N.B., this function updates the monadic bindings just like unify does. However, while the use cases for unification often want to keep the bindings around, the use cases for subsumption usually do not. Thus, you'll probably want to use a binding monad which supports backtracking in order to undo the changes. Unfortunately, leaving the monadic bindings unaltered and returning the necessary substitution directly imposes a performance penalty or else requires specifying too much about the implementation of variables.

# Operations on many terms

getFreeVarsAll :: (BindingMonad t v m, Foldable s) => s (UTerm t v) -> m [v] Source #

Same as getFreeVars, but works on several terms simultaneously. This is more efficient than getting the free variables for each of the terms separately because we can make use of sharing across the whole collection. That is, each time we move to the next term, we still remember the bound variables we've already looked at (and therefore do not need to traverse, since we've already seen whatever free variables there are down there); whereas we would forget between each call to getFreeVars.

Since: 0.7.0

Arguments

 :: (BindingMonad t v m, Fallible t v e, MonadTrans em, Functor (em m), MonadError e (em m), Traversable s) => s (UTerm t v) -> em m (s (UTerm t v))

Same as applyBindings, but works on several terms simultaneously. This function preserves sharing across the entire collection of terms, whereas applying the bindings to each term separately would only preserve sharing within each term.

Since: 0.7.0

Arguments

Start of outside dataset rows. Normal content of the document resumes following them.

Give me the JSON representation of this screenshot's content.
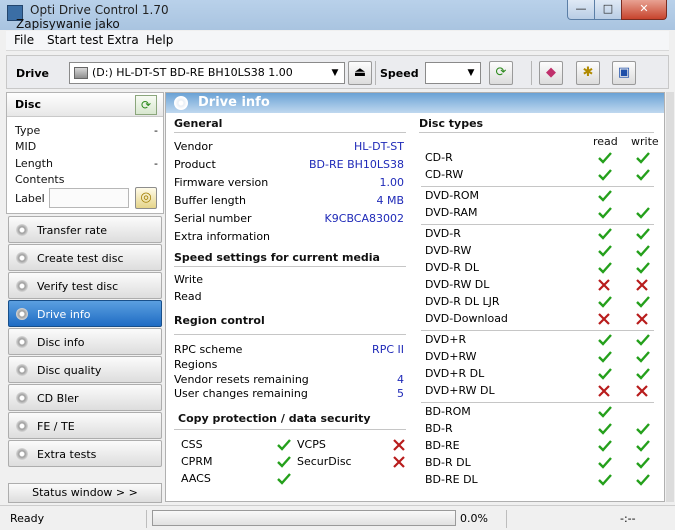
{
  "window": {
    "title": "Opti Drive Control 1.70",
    "subtitle": "Zapisywanie jako",
    "controls": {
      "minimize": "—",
      "maximize": "□",
      "close": "✕"
    }
  },
  "menu": [
    "File",
    "Start test",
    "Extra",
    "Help"
  ],
  "toolbar": {
    "drive_label": "Drive",
    "drive_value": "(D:)   HL-DT-ST BD-RE  BH10LS38 1.00",
    "speed_label": "Speed",
    "speed_value": "",
    "icons": {
      "refresh": "refresh-icon",
      "eject": "eject-icon",
      "erase": "eraser-icon",
      "config": "settings-icon",
      "save": "save-icon"
    }
  },
  "disc": {
    "title": "Disc",
    "rows": [
      {
        "label": "Type",
        "value": "-"
      },
      {
        "label": "MID",
        "value": ""
      },
      {
        "label": "Length",
        "value": "-"
      },
      {
        "label": "Contents",
        "value": ""
      }
    ],
    "label_field": "Label",
    "label_value": ""
  },
  "nav": [
    {
      "label": "Transfer rate",
      "active": false
    },
    {
      "label": "Create test disc",
      "active": false
    },
    {
      "label": "Verify test disc",
      "active": false
    },
    {
      "label": "Drive info",
      "active": true
    },
    {
      "label": "Disc info",
      "active": false
    },
    {
      "label": "Disc quality",
      "active": false
    },
    {
      "label": "CD Bler",
      "active": false
    },
    {
      "label": "FE / TE",
      "active": false
    },
    {
      "label": "Extra tests",
      "active": false
    }
  ],
  "status_window_label": "Status window > >",
  "drive_info": {
    "title": "Drive info",
    "general": {
      "title": "General",
      "rows": [
        {
          "label": "Vendor",
          "value": "HL-DT-ST"
        },
        {
          "label": "Product",
          "value": "BD-RE  BH10LS38"
        },
        {
          "label": "Firmware version",
          "value": "1.00"
        },
        {
          "label": "Buffer length",
          "value": "4 MB"
        },
        {
          "label": "Serial number",
          "value": "K9CBCA83002"
        },
        {
          "label": "Extra information",
          "value": ""
        }
      ]
    },
    "speed": {
      "title": "Speed settings for current media",
      "rows": [
        {
          "label": "Write",
          "value": ""
        },
        {
          "label": "Read",
          "value": ""
        }
      ]
    },
    "region": {
      "title": "Region control",
      "rows": [
        {
          "label": "RPC scheme",
          "value": "RPC II"
        },
        {
          "label": "Regions",
          "value": ""
        },
        {
          "label": "Vendor resets remaining",
          "value": "4"
        },
        {
          "label": "User changes remaining",
          "value": "5"
        }
      ]
    },
    "copy": {
      "title": "Copy protection / data security",
      "items": [
        {
          "label": "CSS",
          "supported": true
        },
        {
          "label": "VCPS",
          "supported": false
        },
        {
          "label": "CPRM",
          "supported": true
        },
        {
          "label": "SecurDisc",
          "supported": false
        },
        {
          "label": "AACS",
          "supported": true
        }
      ]
    },
    "disc_types": {
      "title": "Disc types",
      "read_label": "read",
      "write_label": "write",
      "groups": [
        [
          {
            "name": "CD-R",
            "read": true,
            "write": true
          },
          {
            "name": "CD-RW",
            "read": true,
            "write": true
          }
        ],
        [
          {
            "name": "DVD-ROM",
            "read": true,
            "write": null
          },
          {
            "name": "DVD-RAM",
            "read": true,
            "write": true
          }
        ],
        [
          {
            "name": "DVD-R",
            "read": true,
            "write": true
          },
          {
            "name": "DVD-RW",
            "read": true,
            "write": true
          },
          {
            "name": "DVD-R DL",
            "read": true,
            "write": true
          },
          {
            "name": "DVD-RW DL",
            "read": false,
            "write": false
          },
          {
            "name": "DVD-R DL LJR",
            "read": true,
            "write": true
          },
          {
            "name": "DVD-Download",
            "read": false,
            "write": false
          }
        ],
        [
          {
            "name": "DVD+R",
            "read": true,
            "write": true
          },
          {
            "name": "DVD+RW",
            "read": true,
            "write": true
          },
          {
            "name": "DVD+R DL",
            "read": true,
            "write": true
          },
          {
            "name": "DVD+RW DL",
            "read": false,
            "write": false
          }
        ],
        [
          {
            "name": "BD-ROM",
            "read": true,
            "write": null
          },
          {
            "name": "BD-R",
            "read": true,
            "write": true
          },
          {
            "name": "BD-RE",
            "read": true,
            "write": true
          },
          {
            "name": "BD-R DL",
            "read": true,
            "write": true
          },
          {
            "name": "BD-RE DL",
            "read": true,
            "write": true
          }
        ]
      ]
    }
  },
  "statusbar": {
    "status": "Ready",
    "progress_percent": 0,
    "progress_text": "0.0%",
    "time": "-:--"
  },
  "colors": {
    "check": "#25a01c",
    "cross": "#b81c1c",
    "value": "#1f2ab8",
    "accent": "#1f6cc4"
  }
}
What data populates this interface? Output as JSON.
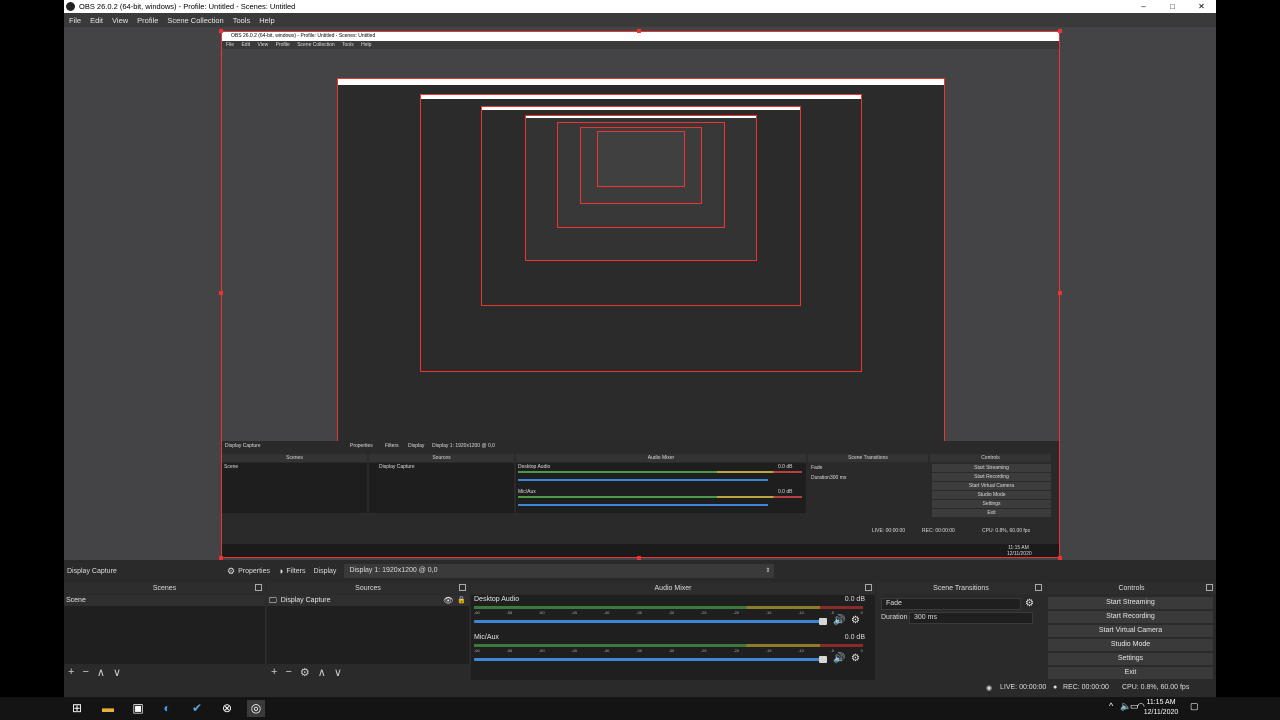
{
  "window": {
    "title": "OBS 26.0.2 (64-bit, windows) - Profile: Untitled - Scenes: Untitled",
    "controls": [
      "–",
      "□",
      "✕"
    ]
  },
  "menu": [
    "File",
    "Edit",
    "View",
    "Profile",
    "Scene Collection",
    "Tools",
    "Help"
  ],
  "nested": {
    "title": "OBS 26.0.2 (64-bit, windows) - Profile: Untitled - Scenes: Untitled",
    "menu": [
      "File",
      "Edit",
      "View",
      "Profile",
      "Scene Collection",
      "Tools",
      "Help"
    ],
    "source_label": "Display Capture",
    "properties": "Properties",
    "filters": "Filters",
    "display": "Display",
    "display_value": "Display 1: 1920x1200 @ 0,0",
    "scenes": "Scenes",
    "sources": "Sources",
    "mixer": "Audio Mixer",
    "transitions": "Scene Transitions",
    "controls": "Controls",
    "scene_item": "Scene",
    "source_item": "Display Capture",
    "desktop_audio": "Desktop Audio",
    "mic": "Mic/Aux",
    "db": "0.0 dB",
    "fade": "Fade",
    "duration": "Duration",
    "duration_value": "300 ms",
    "buttons": [
      "Start Streaming",
      "Start Recording",
      "Start Virtual Camera",
      "Studio Mode",
      "Settings",
      "Exit"
    ],
    "live": "LIVE: 00:00:00",
    "rec": "REC: 00:00:00",
    "cpu": "CPU: 0.8%, 60.00 fps",
    "time": "11:15 AM",
    "date": "12/11/2020"
  },
  "source_toolbar": {
    "current_source": "Display Capture",
    "properties": "Properties",
    "filters": "Filters",
    "display_label": "Display",
    "display_value": "Display 1: 1920x1200 @ 0,0"
  },
  "scenes": {
    "header": "Scenes",
    "items": [
      "Scene"
    ],
    "footer": [
      "+",
      "−",
      "∧",
      "∨"
    ]
  },
  "sources": {
    "header": "Sources",
    "items": [
      "Display Capture"
    ],
    "footer": [
      "+",
      "−",
      "⚙",
      "∧",
      "∨"
    ]
  },
  "mixer": {
    "header": "Audio Mixer",
    "tracks": [
      {
        "name": "Desktop Audio",
        "db": "0.0 dB"
      },
      {
        "name": "Mic/Aux",
        "db": "0.0 dB"
      }
    ],
    "ticks": [
      "-60",
      "-55",
      "-50",
      "-45",
      "-40",
      "-35",
      "-30",
      "-25",
      "-20",
      "-15",
      "-10",
      "-5",
      "0"
    ]
  },
  "transitions": {
    "header": "Scene Transitions",
    "selected": "Fade",
    "duration_label": "Duration",
    "duration_value": "300 ms"
  },
  "controls": {
    "header": "Controls",
    "buttons": [
      "Start Streaming",
      "Start Recording",
      "Start Virtual Camera",
      "Studio Mode",
      "Settings",
      "Exit"
    ]
  },
  "status": {
    "live": "LIVE: 00:00:00",
    "rec": "REC: 00:00:00",
    "cpu": "CPU: 0.8%, 60.00 fps"
  },
  "taskbar": {
    "time": "11:15 AM",
    "date": "12/11/2020"
  },
  "colors": {
    "accent_red": "#e33333",
    "volume_blue": "#3d86d6",
    "meter_green": "#3b7a3b",
    "meter_yellow": "#8d7d2a",
    "meter_red": "#8a2b2b"
  }
}
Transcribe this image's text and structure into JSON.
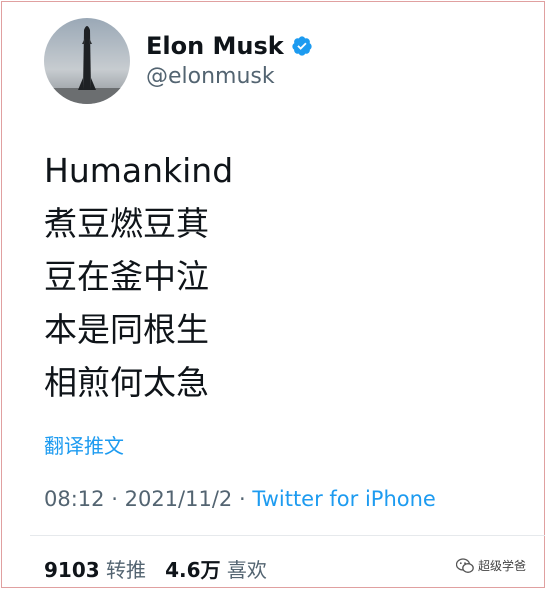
{
  "author": {
    "name": "Elon Musk",
    "handle": "@elonmusk",
    "verified": true
  },
  "tweet": {
    "lines": [
      "Humankind",
      "煮豆燃豆萁",
      "豆在釜中泣",
      "本是同根生",
      "相煎何太急"
    ],
    "translate_label": "翻译推文",
    "time": "08:12",
    "date": "2021/11/2",
    "separator": "·",
    "source": "Twitter for iPhone"
  },
  "stats": {
    "retweets_count": "9103",
    "retweets_label": "转推",
    "likes_count": "4.6万",
    "likes_label": "喜欢"
  },
  "watermark": {
    "text": "超级学爸"
  },
  "colors": {
    "accent": "#1d9bf0",
    "text": "#0f1419",
    "secondary": "#536471"
  }
}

 :: (BindingMonad t v m, Fallible t v e, MonadTrans em, Functor (em m), MonadError e (em m), Traversable s) => s (UTerm t v) -> em m (s (UTerm t v))

Same as freshen, but works on several terms simultaneously. This is different from freshening each term separately, because freshenAll preserves the relationship between the terms. For instance, the result of

mapM freshen [UVar 1, UVar 1]

would be [UVar 2, UVar 3] or something alpha-equivalent, whereas the result of

freshenAll [UVar 1, UVar 1]

would be [UVar 2, UVar 2] or something alpha-equivalent.

Since: 0.7.0

# Helper functions

Client code should not need to use these functions, but they are exposed just in case they are needed.

fullprune :: BindingMonad t v m => UTerm t v -> m (UTerm t v) Source #

Canonicalize a chain of variables so they all point directly to the term at the end of the chain (or the free variable, if the chain is unbound), and return that end.

N.B., this is almost never the function you want. Cf., semiprune.

semiprune :: BindingMonad t v m => UTerm t v -> m (UTerm t v) Source #

Canonicalize a chain of variables so they all point directly to the last variable in the chain, regardless of whether it is bound or not. This allows detecting many cases where multiple variables point to the same term, thereby allowing us to avoid re-unifying the term they point to.

occursIn :: BindingMonad t v m => v -> UTerm t v -> m Bool Source #

Determine if a variable appears free somewhere inside a term. Since occurs checks only make sense when we're about to bind the variable to the term, we do not bother checking for the possibility of the variable occuring bound in the term.